So, a month or two back Pintman №3 and I, in the absence of any nearby uncharted pubs, decided to seek out this pugnacious publican and get to grips with a pub we haven’t paid much prior service to in the past.

Arriving in of a weekend evening we found the place as busy as expected – I set about grabbing the last remaining seat while Pintman №3 headed to the bar. Returning pintless shortly thereafter, Pintman №3 tossed a wrapped knife and fork onto the table leaving me to wonder aloud as to whether he’d ordered food. No, no he responded, throw them into me bag there will ye? Obliging him, I held off on a follow-up question when he immediately explained his rationale around the act – it’s €5.90 a pint, have to make that up somehow.

One of the more authentically traditional boozers of the Temple Bar district, the Ha’penny Bridge Inn is standard enough in its appearance, an L shaped sort of room with the bar on the larger side of the L, we’d categorize it as a small to medium pub. There’s no messing about with seating which is upholstered in a red pattern and comes just as good and cosy as it would in any standard suburban local. A mesh of tile and wood makes up the flooring and the most notable feature of the pub is probably the collection of fabric badges and crests which are affixed to the ceiling above the bar. We agreed that it had the makings of a good cosy shop but lost out on being classified as such due to the front doors to the street being permanently open. Oh, and that €5.90 pint was far more acceptable to all relevant sensory considerations than it was to those of a budgetary nature.

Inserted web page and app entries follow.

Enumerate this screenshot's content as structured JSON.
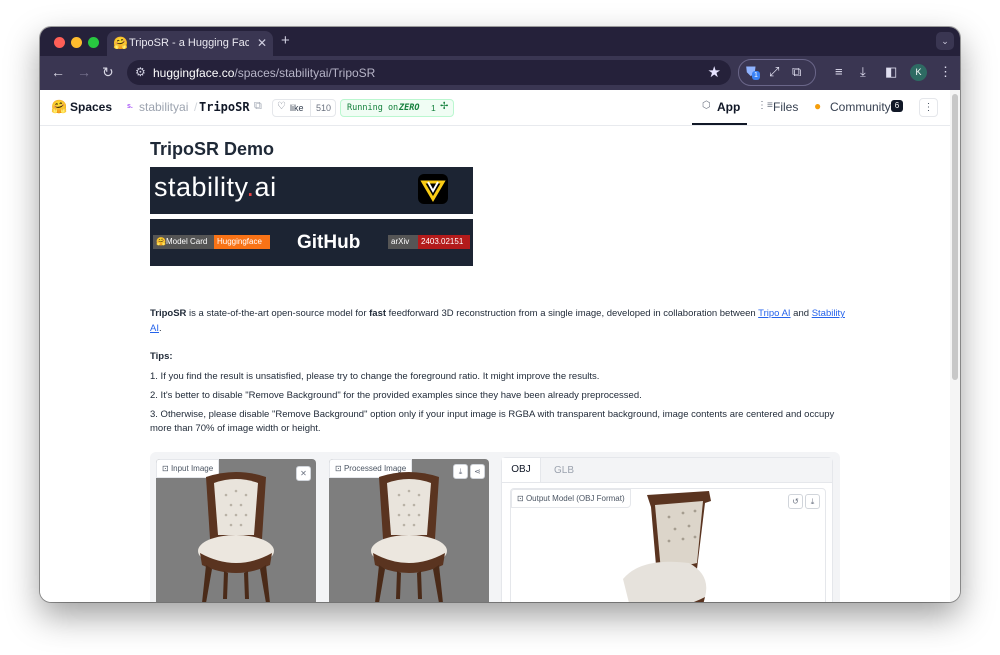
{
  "browser": {
    "tab_title": "TripoSR - a Hugging Face Spa",
    "tab_favicon": "🤗",
    "url_host": "huggingface.co",
    "url_path": "/spaces/stabilityai/TripoSR",
    "profile_initial": "K",
    "new_tab": "+",
    "tab_close": "✕",
    "ext_badge": "1"
  },
  "hf": {
    "logo": "🤗",
    "spaces": "Spaces",
    "owner": "stabilityai",
    "owner_avatar": "s.",
    "separator": "/",
    "repo": "TripoSR",
    "like_label": "like",
    "like_count": "510",
    "running_label": "Running on",
    "running_hw": "ZERO",
    "replicas": "1",
    "tabs": [
      {
        "label": "App",
        "icon": "⬡"
      },
      {
        "label": "Files",
        "icon": "⋮≡"
      },
      {
        "label": "Community",
        "icon": "●",
        "badge": "6"
      }
    ]
  },
  "demo": {
    "title": "TripoSR Demo",
    "banner1_text": "stability",
    "banner1_dot": ".",
    "banner1_tail": "ai",
    "model_card_label": "🤗Model Card",
    "model_card_value": "Huggingface",
    "github": "GitHub",
    "arxiv_label": "arXiv",
    "arxiv_value": "2403.02151",
    "intro_bold": "TripoSR",
    "intro_1": " is a state-of-the-art open-source model for ",
    "intro_fast": "fast",
    "intro_2": " feedforward 3D reconstruction from a single image, developed in collaboration between ",
    "link_tripo": "Tripo AI",
    "intro_and": " and ",
    "link_stability_1": "Stability",
    "link_stability_2": "AI",
    "intro_end": ".",
    "tips_title": "Tips:",
    "tips": [
      "1. If you find the result is unsatisfied, please try to change the foreground ratio. It might improve the results.",
      "2. It's better to disable \"Remove Background\" for the provided examples since they have been already preprocessed.",
      "3. Otherwise, please disable \"Remove Background\" option only if your input image is RGBA with transparent background, image contents are centered and occupy",
      "more than 70% of image width or height."
    ]
  },
  "app": {
    "input_label": "Input Image",
    "processed_label": "Processed Image",
    "tab_obj": "OBJ",
    "tab_glb": "GLB",
    "output_label": "Output Model (OBJ Format)",
    "close_icon": "✕"
  },
  "colors": {
    "chrome_dark": "#25213a",
    "chrome_mid": "#3a3652",
    "banner": "#1c2433",
    "huggingface_orange": "#f97316",
    "arxiv_red": "#b31b1b",
    "link": "#2563eb",
    "running_green": "#16a34a"
  }
}
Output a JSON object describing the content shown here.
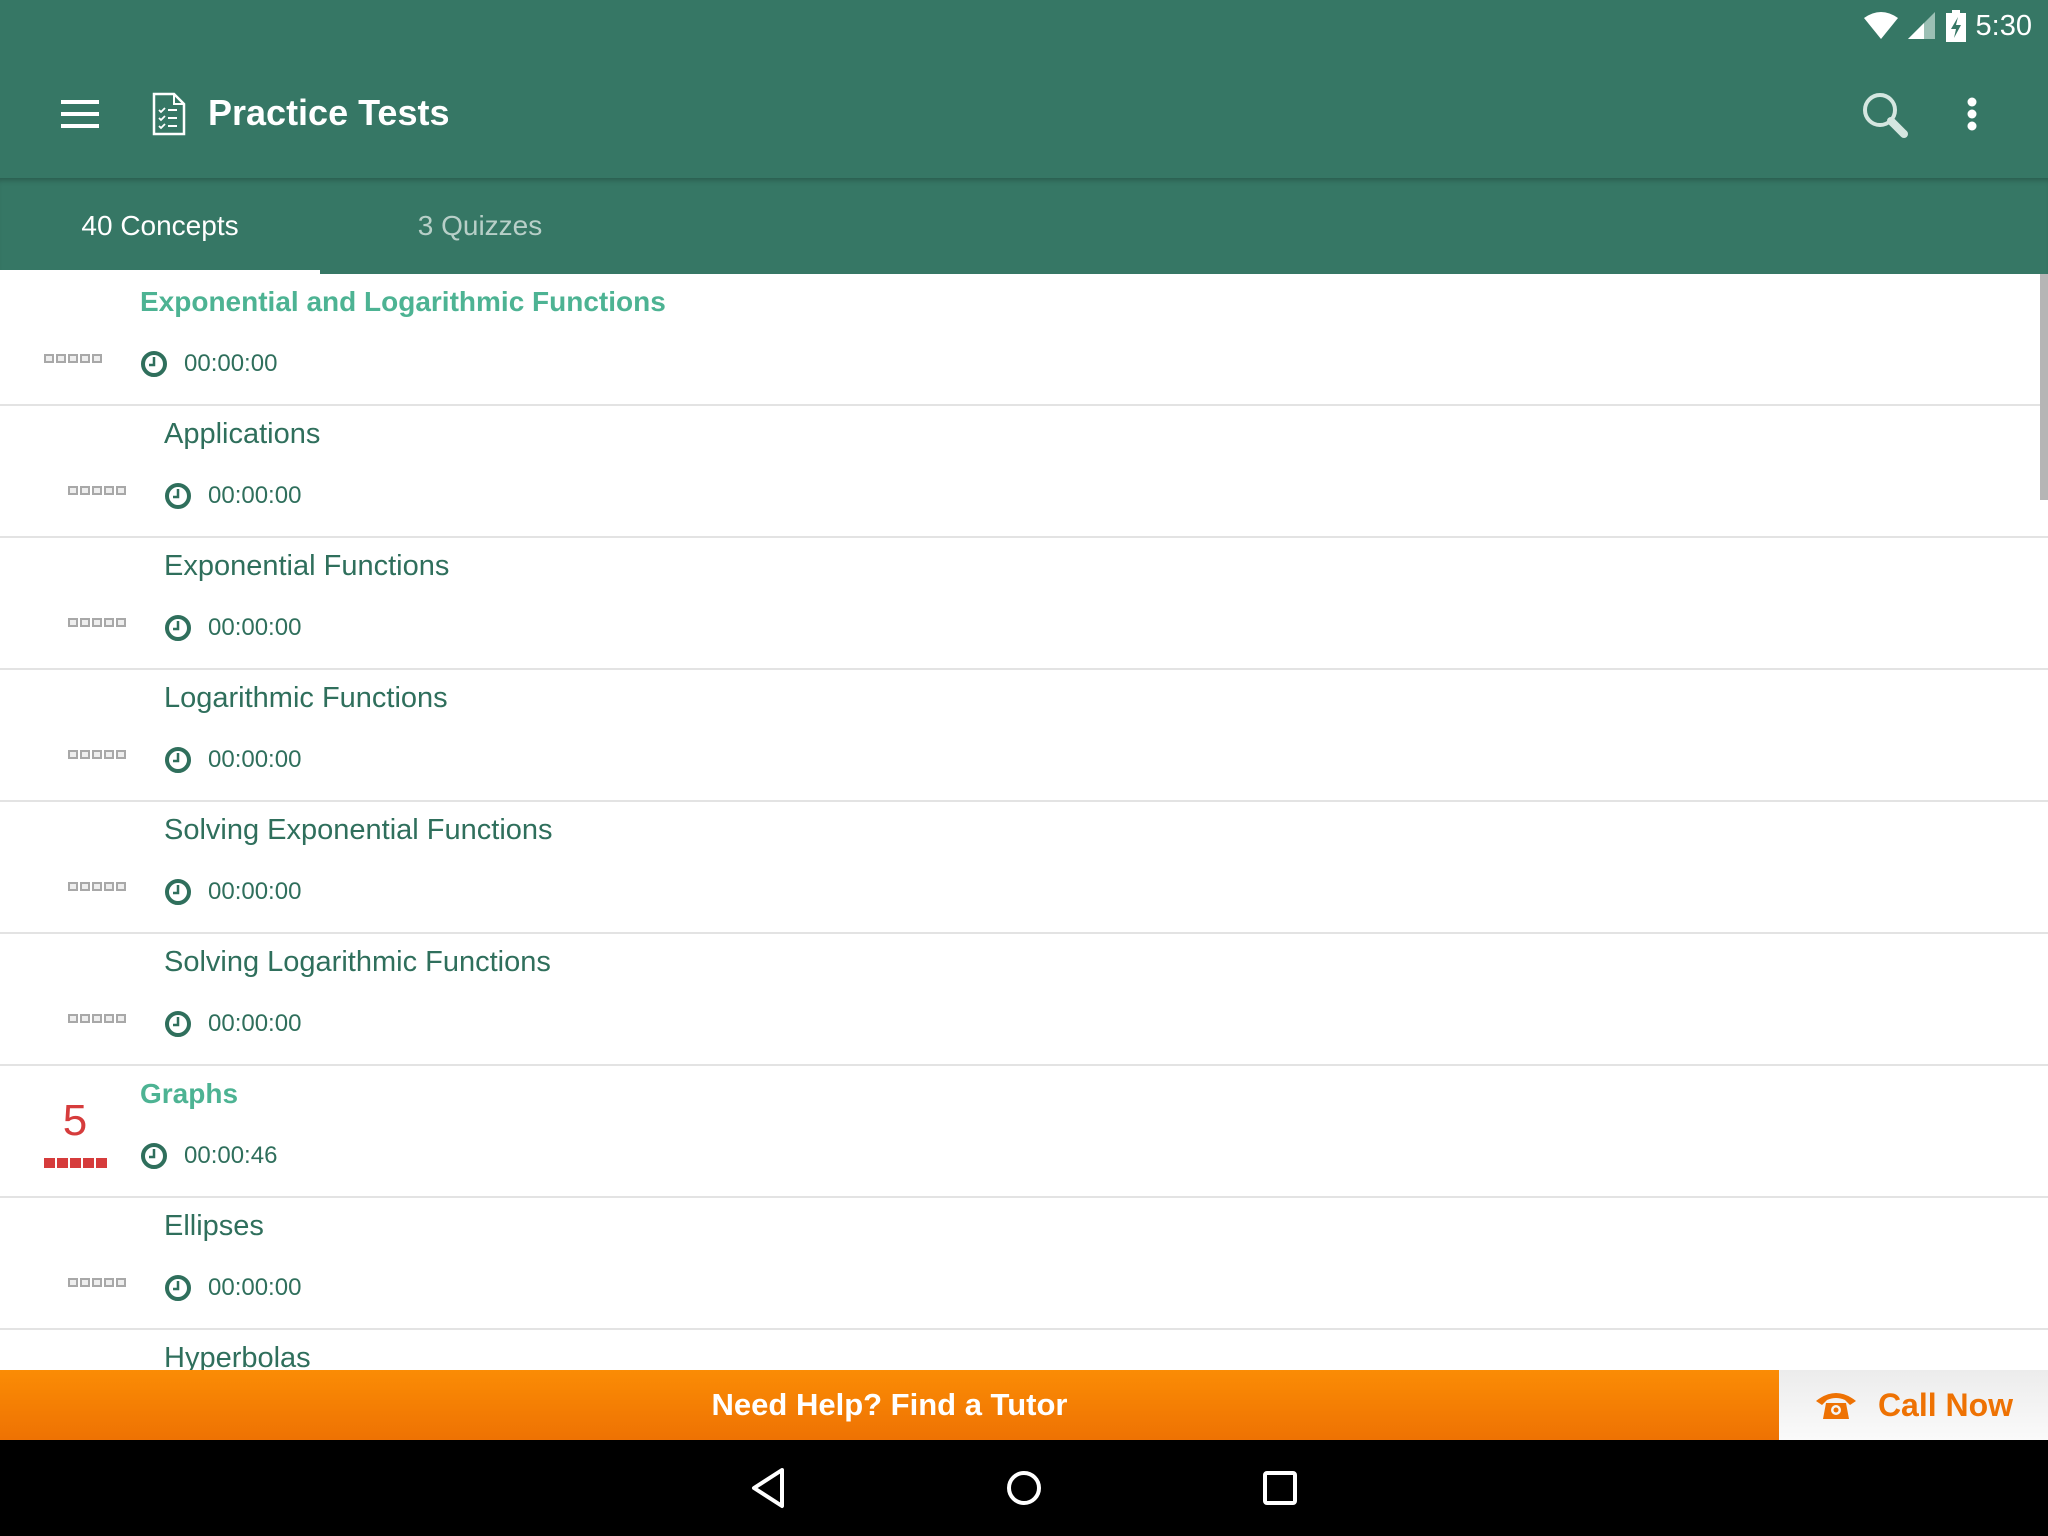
{
  "status_bar": {
    "time": "5:30"
  },
  "app_bar": {
    "title": "Practice Tests"
  },
  "tabs": [
    {
      "label": "40 Concepts",
      "active": true
    },
    {
      "label": "3 Quizzes",
      "active": false
    }
  ],
  "list": [
    {
      "type": "header",
      "name": "Exponential and Logarithmic Functions",
      "time": "00:00:00",
      "score": null
    },
    {
      "type": "sub",
      "name": "Applications",
      "time": "00:00:00",
      "score": null
    },
    {
      "type": "sub",
      "name": "Exponential Functions",
      "time": "00:00:00",
      "score": null
    },
    {
      "type": "sub",
      "name": "Logarithmic Functions",
      "time": "00:00:00",
      "score": null
    },
    {
      "type": "sub",
      "name": "Solving Exponential Functions",
      "time": "00:00:00",
      "score": null
    },
    {
      "type": "sub",
      "name": "Solving Logarithmic Functions",
      "time": "00:00:00",
      "score": null
    },
    {
      "type": "header",
      "name": "Graphs",
      "time": "00:00:46",
      "score": "5"
    },
    {
      "type": "sub",
      "name": "Ellipses",
      "time": "00:00:00",
      "score": null
    },
    {
      "type": "sub",
      "name": "Hyperbolas",
      "time": "",
      "score": null
    }
  ],
  "tutor_bar": {
    "label": "Need Help? Find a Tutor",
    "call_label": "Call Now"
  },
  "colors": {
    "primary": "#367765",
    "accent": "#4db393",
    "orange": "#ee7203",
    "score_red": "#d63c3c"
  }
}
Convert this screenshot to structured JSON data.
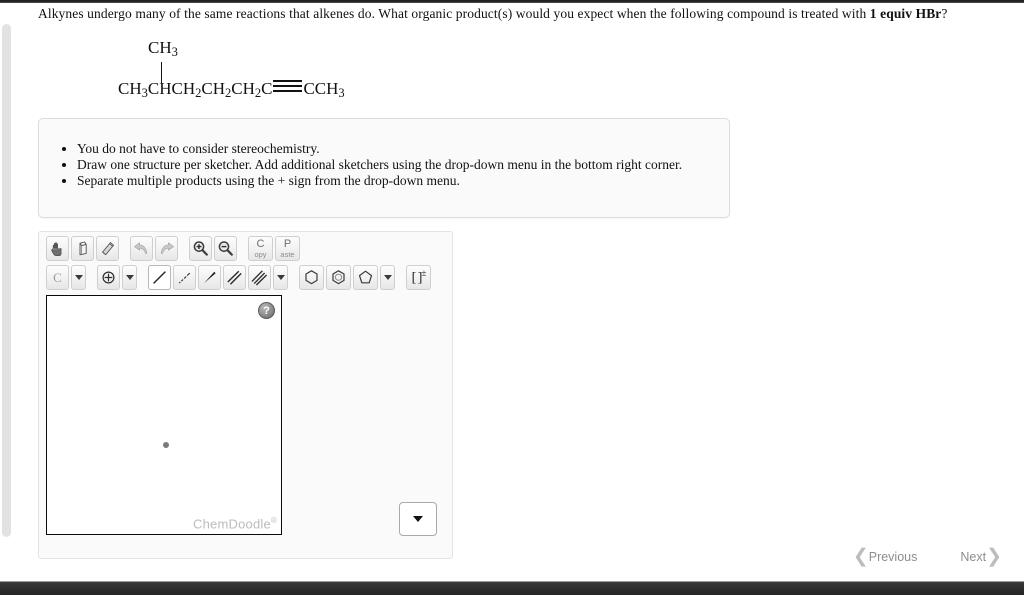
{
  "question": {
    "text_before": "Alkynes undergo many of the same reactions that alkenes do. What organic product(s) would you expect when the following compound is treated with ",
    "text_bold": "1 equiv HBr",
    "text_after": "?"
  },
  "structure": {
    "branch_label": "CH3",
    "branch_label_main": "CH",
    "branch_label_sub": "3",
    "chain_segment_1": "CH",
    "chain_sub_1": "3",
    "chain_segment_2": "CHCH",
    "chain_sub_2": "2",
    "chain_segment_3": "CH",
    "chain_sub_3": "2",
    "chain_segment_4": "CH",
    "chain_sub_4": "2",
    "chain_segment_5": "C",
    "chain_segment_6": "CCH",
    "chain_sub_6": "3",
    "bond_type": "triple",
    "formula_text": "CH3CHCH2CH2CH2C≡CCH3"
  },
  "instructions": {
    "items": [
      "You do not have to consider stereochemistry.",
      "Draw one structure per sketcher. Add additional sketchers using the drop-down menu in the bottom right corner.",
      "Separate multiple products using the + sign from the drop-down menu."
    ]
  },
  "sketcher": {
    "toolbar_row1": [
      {
        "name": "hand-pan-icon",
        "title": "Pan"
      },
      {
        "name": "lasso-select-icon",
        "title": "Lasso"
      },
      {
        "name": "eraser-icon",
        "title": "Erase"
      },
      {
        "name": "undo-arrow-icon",
        "title": "Undo"
      },
      {
        "name": "redo-arrow-icon",
        "title": "Redo"
      },
      {
        "name": "zoom-in-icon",
        "title": "Zoom In"
      },
      {
        "name": "zoom-out-icon",
        "title": "Zoom Out"
      },
      {
        "name": "copy-button",
        "title": "Copy",
        "label_big": "C",
        "label_small": "opy"
      },
      {
        "name": "paste-button",
        "title": "Paste",
        "label_big": "P",
        "label_small": "aste"
      }
    ],
    "toolbar_row2": [
      {
        "name": "carbon-atom-label-button",
        "label": "C"
      },
      {
        "name": "carbon-dropdown-caret",
        "label": ""
      },
      {
        "name": "charge-atom-button",
        "label": ""
      },
      {
        "name": "charge-dropdown-caret",
        "label": ""
      },
      {
        "name": "single-bond-button",
        "label": ""
      },
      {
        "name": "hashed-wedge-bond-button",
        "label": ""
      },
      {
        "name": "solid-wedge-bond-button",
        "label": ""
      },
      {
        "name": "double-bond-button",
        "label": ""
      },
      {
        "name": "triple-bond-button",
        "label": ""
      },
      {
        "name": "bond-dropdown-caret",
        "label": ""
      },
      {
        "name": "benzene-ring-button",
        "label": ""
      },
      {
        "name": "aromatic-ring-button",
        "label": ""
      },
      {
        "name": "cyclopentane-ring-button",
        "label": ""
      },
      {
        "name": "ring-dropdown-caret",
        "label": ""
      },
      {
        "name": "bracket-charge-button",
        "label": "[ ]±"
      }
    ],
    "bracket_button_label": "[ ]",
    "bracket_button_sup": "±",
    "carbon_button_label": "C",
    "help_button_label": "?",
    "watermark": "ChemDoodle",
    "watermark_sup": "®",
    "add_sketcher_dropdown_value": ""
  },
  "navigation": {
    "previous_label": "Previous",
    "next_label": "Next",
    "previous_chevron": "❮",
    "next_chevron": "❯"
  },
  "colors": {
    "panel_background": "#fafafa",
    "panel_border": "#e3e3e3",
    "canvas_border": "#0a0a0a",
    "watermark": "#bcbcbc",
    "nav_text": "#8e8e8e"
  }
}
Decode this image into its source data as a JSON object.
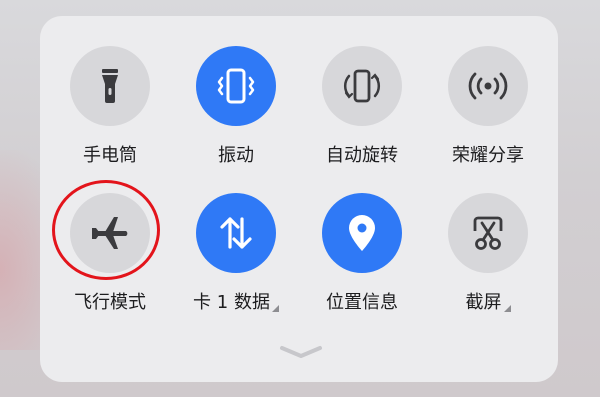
{
  "quick_settings": {
    "row1": [
      {
        "label": "手电筒",
        "icon": "flashlight-icon",
        "active": false
      },
      {
        "label": "振动",
        "icon": "vibrate-icon",
        "active": true
      },
      {
        "label": "自动旋转",
        "icon": "auto-rotate-icon",
        "active": false
      },
      {
        "label": "荣耀分享",
        "icon": "share-icon",
        "active": false
      }
    ],
    "row2": [
      {
        "label": "飞行模式",
        "icon": "airplane-icon",
        "active": false
      },
      {
        "label": "卡 1 数据",
        "icon": "mobile-data-icon",
        "active": true
      },
      {
        "label": "位置信息",
        "icon": "location-icon",
        "active": true
      },
      {
        "label": "截屏",
        "icon": "screenshot-icon",
        "active": false
      }
    ]
  },
  "colors": {
    "active": "#2f79f6",
    "inactive": "#d7d7da",
    "panel": "#ececee",
    "highlight_ring": "#e3141b"
  }
}
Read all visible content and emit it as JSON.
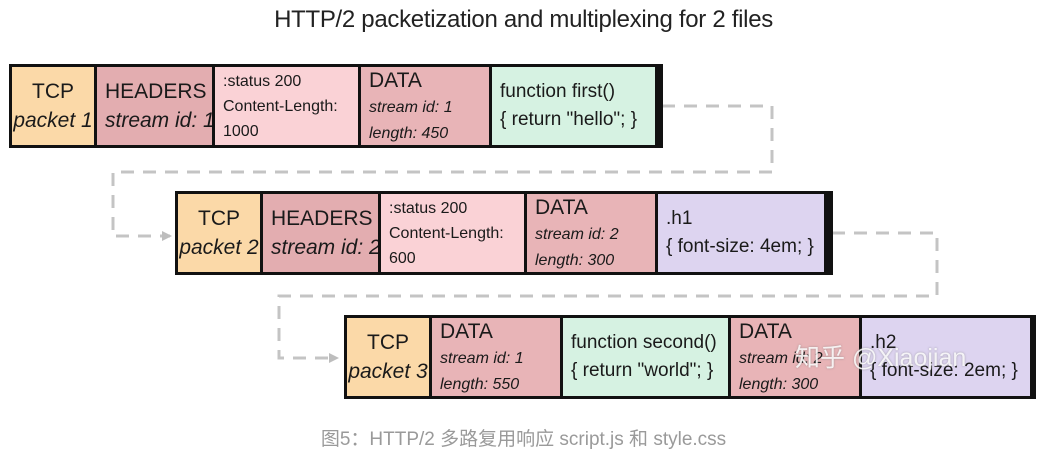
{
  "title": "HTTP/2 packetization and multiplexing for 2 files",
  "caption": "图5：HTTP/2 多路复用响应 script.js 和 style.css",
  "watermark": "知乎 @Xiaojian",
  "packets": [
    {
      "tcp": {
        "label": "TCP",
        "sub": "packet 1"
      },
      "headers": {
        "label": "HEADERS",
        "sub": "stream id: 1"
      },
      "meta": {
        "l1": ":status 200",
        "l2": "Content-Length:",
        "l3": "1000"
      },
      "data": {
        "label": "DATA",
        "stream": "stream id: 1",
        "length": "length: 450"
      },
      "payload": {
        "l1": "function first()",
        "l2": "{ return \"hello\"; }"
      }
    },
    {
      "tcp": {
        "label": "TCP",
        "sub": "packet 2"
      },
      "headers": {
        "label": "HEADERS",
        "sub": "stream id: 2"
      },
      "meta": {
        "l1": ":status 200",
        "l2": "Content-Length:",
        "l3": "600"
      },
      "data": {
        "label": "DATA",
        "stream": "stream id: 2",
        "length": "length: 300"
      },
      "payload": {
        "l1": ".h1",
        "l2": "{ font-size: 4em; }"
      }
    },
    {
      "tcp": {
        "label": "TCP",
        "sub": "packet 3"
      },
      "data1": {
        "label": "DATA",
        "stream": "stream id: 1",
        "length": "length: 550"
      },
      "payload1": {
        "l1": "function second()",
        "l2": "{ return \"world\"; }"
      },
      "data2": {
        "label": "DATA",
        "stream": "stream id: 2",
        "length": "length: 300"
      },
      "payload2": {
        "l1": ".h2",
        "l2": "{ font-size: 2em; }"
      }
    }
  ]
}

In the end, having discovered that our cacophonous friend wasn’t about, we headed on for somewhere a bit more familiar on this night. I hope he’s still putting in the odd shift now and again. The Ha’penny is certainly by no means a bad pub and is most definitely the pick of the bunch when you lump in its nearest neighbours. So, if you think €5.90, or 1,180 ha’pennies, is a fair price for a pint, by all means – have at it. Just leave the cutlery alone!

It was over a few pints and within the midst of a discussion on the topic of academia that I found myself outvoted by a majority of my peers recently. Having counted yours truly alongside Wilde, Wolfe Tone and other such alumni, I came to realise that considering Trinity College as one’s Alma Mater by virtue of having served a small portion of an ill-fated electrical apprenticeship on-campus is not an act that bona fide Trinity Graduates are agreeable to. This is not even negotiable when coupled with hours clocked up drinking cans on the Green at The Pav or drinking pints in Doyle’s. I suppose we’ll just have to hold out for an honorary degree in the meantime.

Sitting on the corner of College St. – Doyle’s can sometimes be considered as something of an ad-hoc student bar serving the nearby Trinity College. More a bar with students than a student bar, you can forego the thoughts of sloppy-drunk youngsters nosily gathered around a beer pong table when you come to think of Doyle’s – the place is first and foremost a public house. Traditional in its appearance – it’s decorated in similar tones to average Dublin Pubs throughout town. Dark woods are used for the bar, the floors and the church pew style seating and set the overall look of the pub. The walls display the usual mix of ephemera relating to sport, drinking, music and local history while flourishes of exposed brick and air ducts add a sort of understated rustic charm to the room. The bar itself follows the circular pattern of the pub – wrapping around the curves of the room it leaves no patron more than a couple of metres away from a point of service.

The pint of stout has always hit the mark for us in here and has never given us too much reason for complaint. There’s a decent mix of crafty options alongside the old reliables and there’s usually an offer or two on the go for the students and thrifty postgraduates alike.

All in all we couldn’t fault Doyle’s too much. It’s a pub that facilitated Pintman №3’s tentative foray into the world of pints and pubs and he refuses to view it through any other lens than one that’s heavily tinted with nostalgia. And that’s not to say that the rest of us don’t have our fond memories of the place too – notwithstanding the time the three of us almost came to blows after a disagreement over a question in a Father Ted quiz in the upstairs bar. But that’s a story for another day.